Provided data:
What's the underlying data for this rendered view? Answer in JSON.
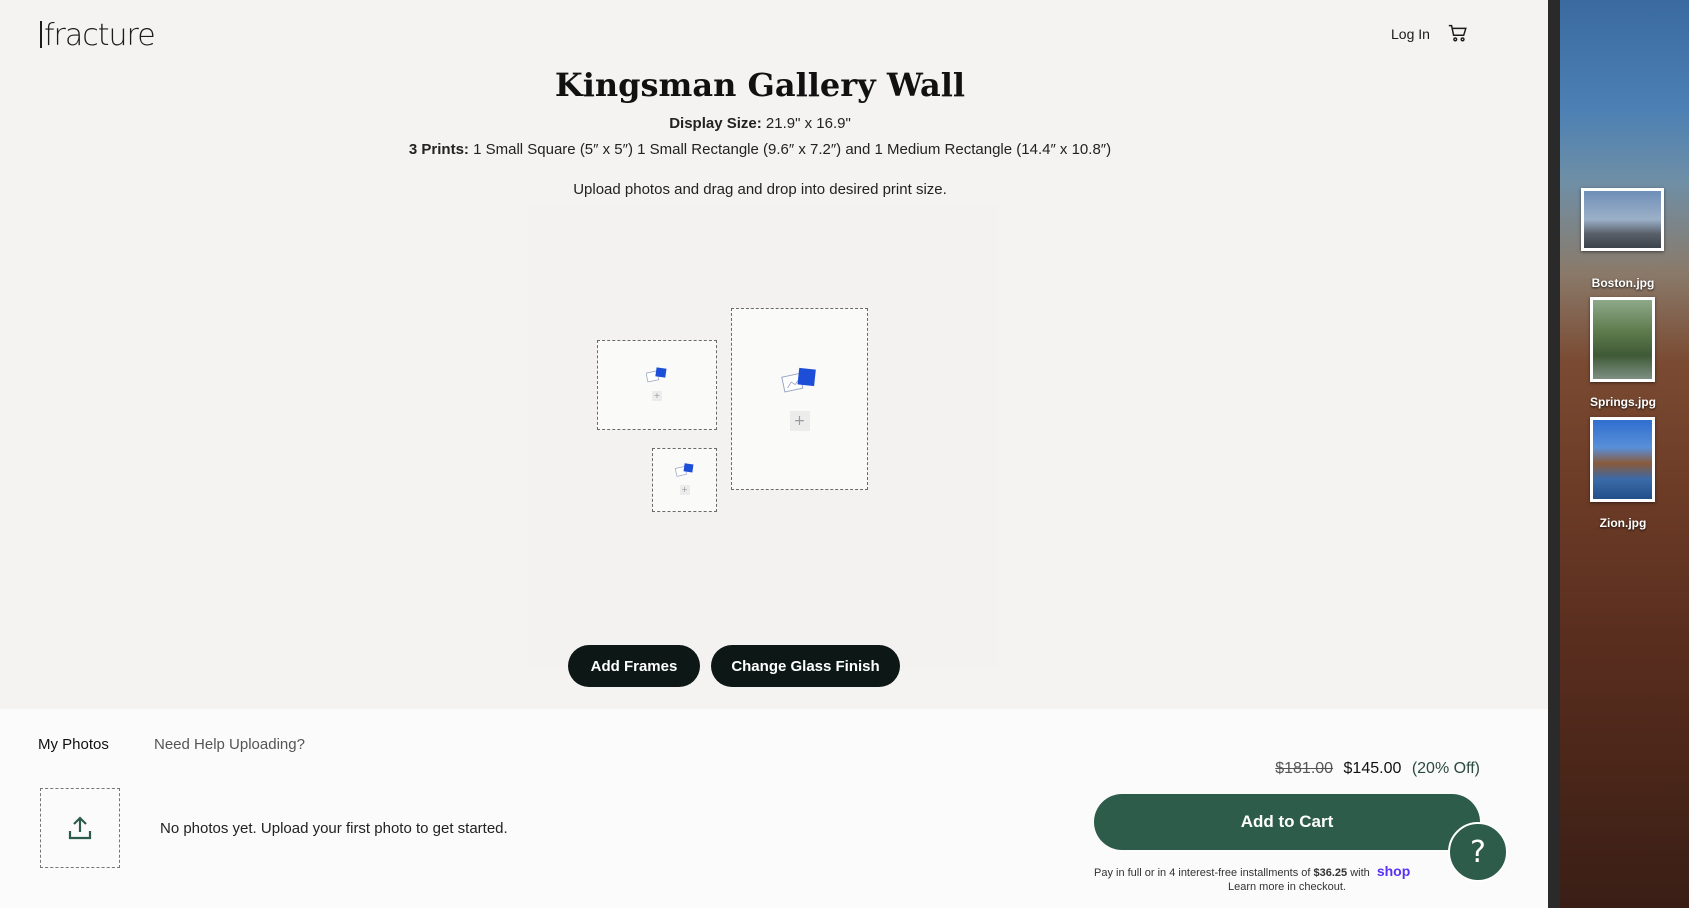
{
  "brand": {
    "logo_text": "fracture"
  },
  "header": {
    "login_label": "Log In"
  },
  "product": {
    "title": "Kingsman Gallery Wall",
    "display_size_label": "Display Size:",
    "display_size_value": "21.9\" x 16.9\"",
    "prints_label": "3 Prints:",
    "prints_value": "1 Small Square (5″ x 5″) 1 Small Rectangle (9.6″ x 7.2″) and 1 Medium Rectangle (14.4″ x 10.8″)",
    "instruction": "Upload photos and drag and drop into desired print size."
  },
  "actions": {
    "add_frames": "Add Frames",
    "change_glass": "Change Glass Finish"
  },
  "photos_panel": {
    "tab_my_photos": "My Photos",
    "tab_help": "Need Help Uploading?",
    "empty_message": "No photos yet. Upload your first photo to get started."
  },
  "pricing": {
    "original": "$181.00",
    "current": "$145.00",
    "discount": "(20% Off)",
    "add_to_cart": "Add to Cart",
    "installments_prefix": "Pay in full or in 4 interest-free installments of",
    "installment_amount": "$36.25",
    "installments_with": "with",
    "shop_pay": "shop",
    "learn_more": "Learn more in checkout."
  },
  "help_button": "?",
  "desktop_files": [
    {
      "name": "Boston.jpg"
    },
    {
      "name": "Springs.jpg"
    },
    {
      "name": "Zion.jpg"
    }
  ],
  "colors": {
    "accent_green": "#2d5c4b",
    "dark_button": "#0c1716",
    "placeholder_blue": "#1d4ed8"
  }
}
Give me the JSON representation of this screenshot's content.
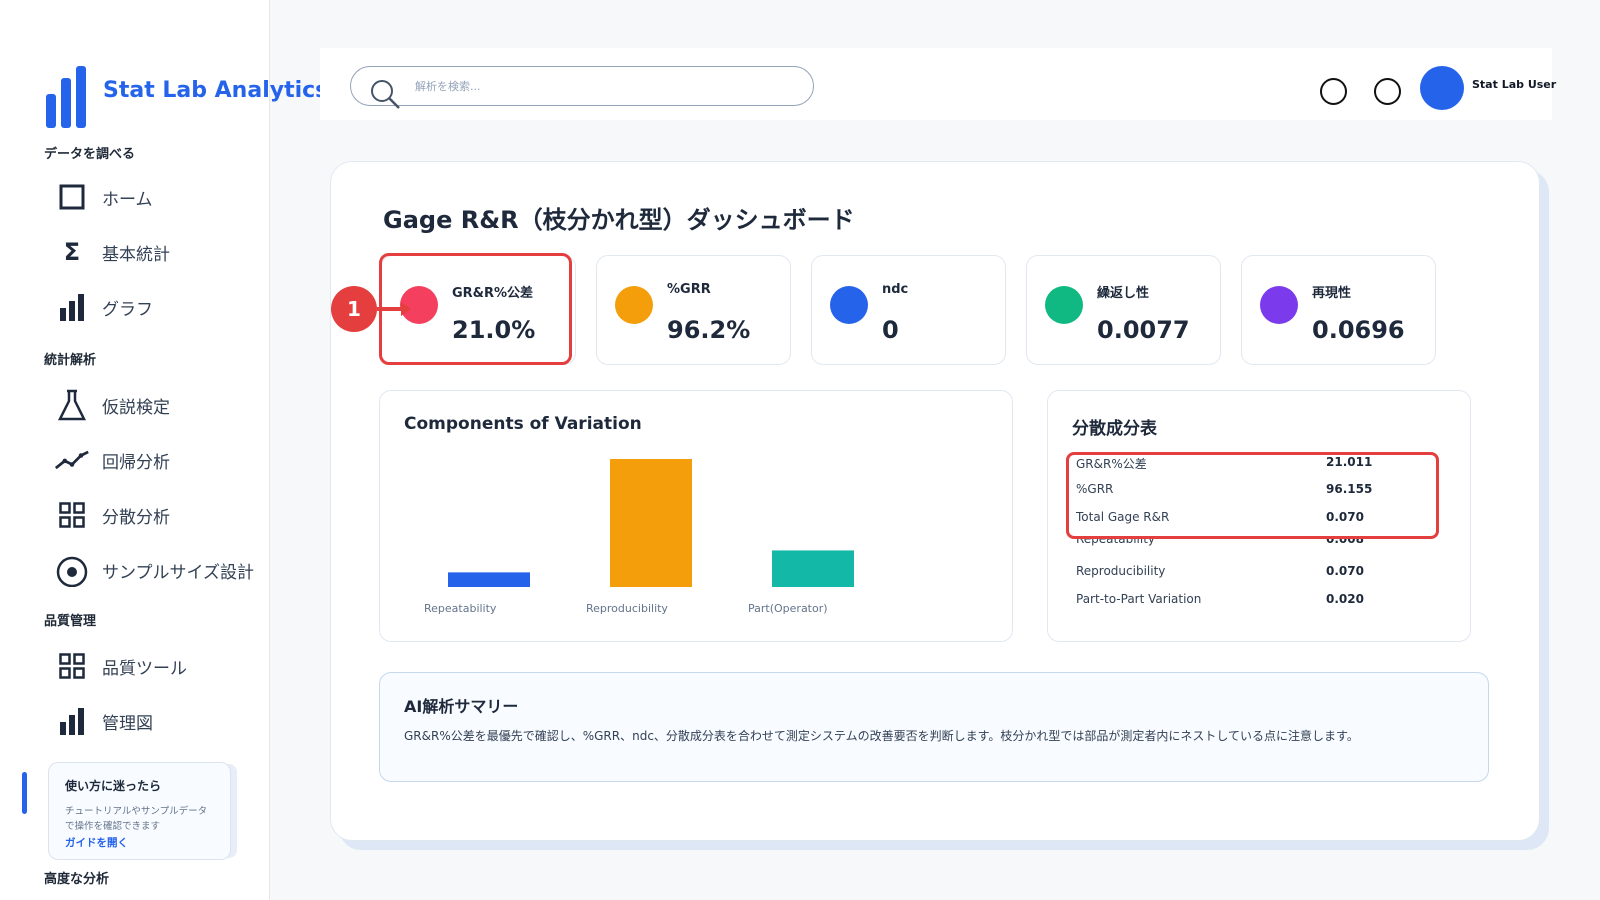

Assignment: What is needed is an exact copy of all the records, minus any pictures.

Solved exercise:
What's the underlying data for this rendered view? Answer in JSON.
{
  "brand": {
    "logo_text": "fracture"
  },
  "header": {
    "login_label": "Log In"
  },
  "product": {
    "title": "Kingsman Gallery Wall",
    "display_size_label": "Display Size:",
    "display_size_value": "21.9\" x 16.9\"",
    "prints_label": "3 Prints:",
    "prints_value": "1 Small Square (5″ x 5″) 1 Small Rectangle (9.6″ x 7.2″) and 1 Medium Rectangle (14.4″ x 10.8″)",
    "instruction": "Upload photos and drag and drop into desired print size."
  },
  "actions": {
    "add_frames": "Add Frames",
    "change_glass": "Change Glass Finish"
  },
  "photos_panel": {
    "tab_my_photos": "My Photos",
    "tab_help": "Need Help Uploading?",
    "empty_message": "No photos yet. Upload your first photo to get started."
  },
  "pricing": {
    "original": "$181.00",
    "current": "$145.00",
    "discount": "(20% Off)",
    "add_to_cart": "Add to Cart",
    "installments_prefix": "Pay in full or in 4 interest-free installments of",
    "installment_amount": "$36.25",
    "installments_with": "with",
    "shop_pay": "shop",
    "learn_more": "Learn more in checkout."
  },
  "help_button": "?",
  "desktop_files": [
    {
      "name": "Boston.jpg"
    },
    {
      "name": "Springs.jpg"
    },
    {
      "name": "Zion.jpg"
    }
  ],
  "colors": {
    "accent_green": "#2d5c4b",
    "dark_button": "#0c1716",
    "placeholder_blue": "#1d4ed8"
  }
}
Give me the JSON representation of this screenshot's content.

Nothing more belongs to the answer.